After this, we met up ay Fellmanni Campus, and cycled from there to the harbor/lake in Lahti, which were only a few miles from campus. Although it was very cold and wet, the scenery and experience was still amazing. The orchestra and children’s concert was an amazing experience. To be able to witness how musical ability is nurtured from a young age was great to watch. We also got to see some recreational activities where children made musical instruments from recycled materials.
2017 – 10-11
We started the day going to two museums (a Russia/Finland History Museum and the Radio & TV Museum). The history museum was quite a dull experience, but the radio and TV museum sparked up our day. The museums were an eye-opener. Later that evening we went to Mamma Maria, which was an Italian restaurant close to the hotel that we stayed at, we loved experiencing different Finnish foods and restaurants.
The staff from Lahti, on the CASO project were kind enough to take us students out for supper at a Nepalese restaurant called Pikku Kakula, where we got to talk about our entire experience in Finland, as well as enjoy some great Nepalese dishes. This was a lovely send off from staff members from Finland, which was also a part of the CASO goup.
Since this was our last day in Finland, we were able to have a free day to do last minute sight seeing and collect souvenirs. Later that night, we met up with our Tour guide, as well as a few other friends we’ve made in Finland, and went to a Karaoke bar. We used this time to give everyone a proper goodbye, as well as entertain ourselves to some karaoke.

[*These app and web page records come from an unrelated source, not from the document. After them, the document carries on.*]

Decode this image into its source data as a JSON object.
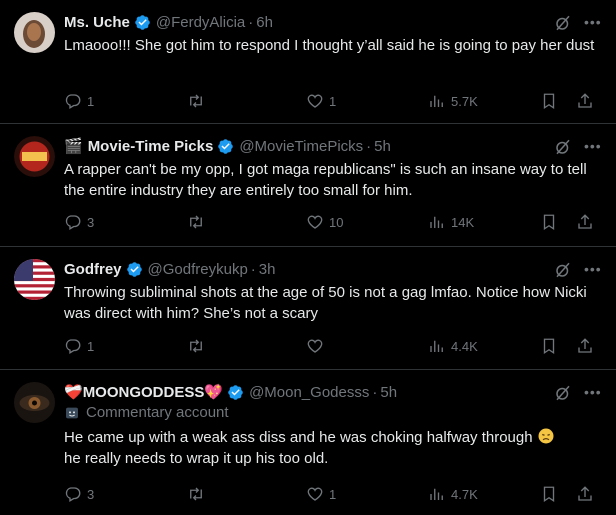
{
  "tweets": [
    {
      "name": "Ms. Uche",
      "name_emoji": "",
      "name_emoji_after": "",
      "handle": "@FerdyAlicia",
      "time": "6h",
      "sub": "",
      "text": "Lmaooo!!! She got him to respond I thought y’all said he is going to pay her dust",
      "replies": "1",
      "retweets": "",
      "likes": "1",
      "views": "5.7K"
    },
    {
      "name": "Movie-Time Picks",
      "name_emoji": "🎬",
      "name_emoji_after": "",
      "handle": "@MovieTimePicks",
      "time": "5h",
      "sub": "",
      "text": "A rapper can't be my opp, I got maga republicans\" is such an insane way to tell the entire industry they are entirely too small for him.",
      "replies": "3",
      "retweets": "",
      "likes": "10",
      "views": "14K"
    },
    {
      "name": "Godfrey",
      "name_emoji": "",
      "name_emoji_after": "",
      "handle": "@Godfreykukp",
      "time": "3h",
      "sub": "",
      "text": "Throwing subliminal shots at the age of 50 is not a gag lmfao. Notice how Nicki was direct with him? She’s not a scary",
      "replies": "1",
      "retweets": "",
      "likes": "",
      "views": "4.4K"
    },
    {
      "name": "MOONGODDESS",
      "name_emoji": "❤️‍🩹",
      "name_emoji_after": "💖",
      "handle": "@Moon_Godesss",
      "time": "5h",
      "sub": "Commentary account",
      "text": "He came up with a weak ass diss and he was choking halfway through",
      "text2": "he really needs to wrap it up his too old.",
      "replies": "3",
      "retweets": "",
      "likes": "1",
      "views": "4.7K"
    }
  ],
  "separator": "·"
}
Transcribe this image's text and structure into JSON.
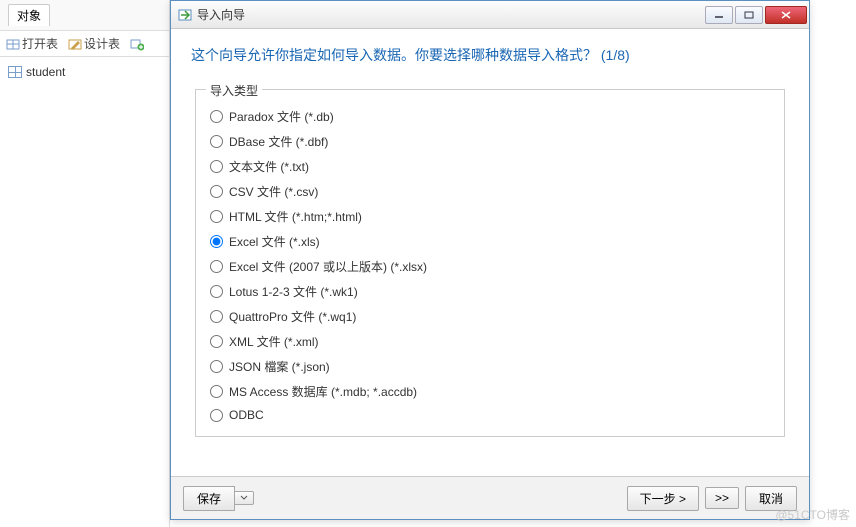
{
  "sidebar": {
    "tab_label": "对象",
    "toolbar": {
      "open_table": "打开表",
      "design_table": "设计表"
    },
    "items": [
      {
        "label": "student"
      }
    ]
  },
  "dialog": {
    "title": "导入向导",
    "heading": "这个向导允许你指定如何导入数据。你要选择哪种数据导入格式？ (1/8)",
    "group_label": "导入类型",
    "options": [
      {
        "label": "Paradox 文件 (*.db)",
        "selected": false
      },
      {
        "label": "DBase 文件 (*.dbf)",
        "selected": false
      },
      {
        "label": "文本文件 (*.txt)",
        "selected": false
      },
      {
        "label": "CSV 文件 (*.csv)",
        "selected": false
      },
      {
        "label": "HTML 文件 (*.htm;*.html)",
        "selected": false
      },
      {
        "label": "Excel 文件 (*.xls)",
        "selected": true
      },
      {
        "label": "Excel 文件 (2007 或以上版本) (*.xlsx)",
        "selected": false
      },
      {
        "label": "Lotus 1-2-3 文件 (*.wk1)",
        "selected": false
      },
      {
        "label": "QuattroPro 文件 (*.wq1)",
        "selected": false
      },
      {
        "label": "XML 文件 (*.xml)",
        "selected": false
      },
      {
        "label": "JSON 檔案 (*.json)",
        "selected": false
      },
      {
        "label": "MS Access 数据库 (*.mdb; *.accdb)",
        "selected": false
      },
      {
        "label": "ODBC",
        "selected": false
      }
    ],
    "buttons": {
      "save": "保存",
      "next": "下一步 >",
      "jump": ">>",
      "cancel": "取消"
    }
  },
  "watermark": "@51CTO博客"
}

Narrative and Photos: Charl Jordaan, Trudy Gibbons, Teneille Venter, Chante Johannes